Material for this task.
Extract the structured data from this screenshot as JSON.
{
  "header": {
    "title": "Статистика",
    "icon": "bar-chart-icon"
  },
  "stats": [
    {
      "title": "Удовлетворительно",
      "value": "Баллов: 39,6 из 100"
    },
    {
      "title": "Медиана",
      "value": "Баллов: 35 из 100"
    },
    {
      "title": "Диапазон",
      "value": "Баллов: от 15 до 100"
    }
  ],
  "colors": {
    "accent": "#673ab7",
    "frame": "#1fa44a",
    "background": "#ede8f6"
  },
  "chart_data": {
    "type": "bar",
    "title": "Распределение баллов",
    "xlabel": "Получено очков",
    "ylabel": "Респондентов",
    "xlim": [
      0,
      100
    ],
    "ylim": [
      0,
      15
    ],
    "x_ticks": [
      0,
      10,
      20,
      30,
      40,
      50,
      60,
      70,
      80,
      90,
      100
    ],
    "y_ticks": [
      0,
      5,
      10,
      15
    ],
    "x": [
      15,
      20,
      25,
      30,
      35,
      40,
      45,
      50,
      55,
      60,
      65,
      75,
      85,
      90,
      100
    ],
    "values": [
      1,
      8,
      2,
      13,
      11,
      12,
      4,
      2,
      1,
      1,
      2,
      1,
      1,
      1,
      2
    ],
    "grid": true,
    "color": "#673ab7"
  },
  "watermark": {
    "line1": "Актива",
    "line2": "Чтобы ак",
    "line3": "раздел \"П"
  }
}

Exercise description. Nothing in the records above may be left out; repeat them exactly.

Answer to this exercise.
Extract the structured data from this screenshot as JSON.
{
  "header": {
    "title": "Статистика",
    "icon": "bar-chart-icon"
  },
  "stats": [
    {
      "title": "Удовлетворительно",
      "value": "Баллов: 39,6 из 100"
    },
    {
      "title": "Медиана",
      "value": "Баллов: 35 из 100"
    },
    {
      "title": "Диапазон",
      "value": "Баллов: от 15 до 100"
    }
  ],
  "colors": {
    "accent": "#673ab7",
    "frame": "#1fa44a",
    "background": "#ede8f6"
  },
  "chart_data": {
    "type": "bar",
    "title": "Распределение баллов",
    "xlabel": "Получено очков",
    "ylabel": "Респондентов",
    "xlim": [
      0,
      100
    ],
    "ylim": [
      0,
      15
    ],
    "x_ticks": [
      0,
      10,
      20,
      30,
      40,
      50,
      60,
      70,
      80,
      90,
      100
    ],
    "y_ticks": [
      0,
      5,
      10,
      15
    ],
    "x": [
      15,
      20,
      25,
      30,
      35,
      40,
      45,
      50,
      55,
      60,
      65,
      75,
      85,
      90,
      100
    ],
    "values": [
      1,
      8,
      2,
      13,
      11,
      12,
      4,
      2,
      1,
      1,
      2,
      1,
      1,
      1,
      2
    ],
    "grid": true,
    "color": "#673ab7"
  },
  "watermark": {
    "line1": "Актива",
    "line2": "Чтобы ак",
    "line3": "раздел \"П"
  }
}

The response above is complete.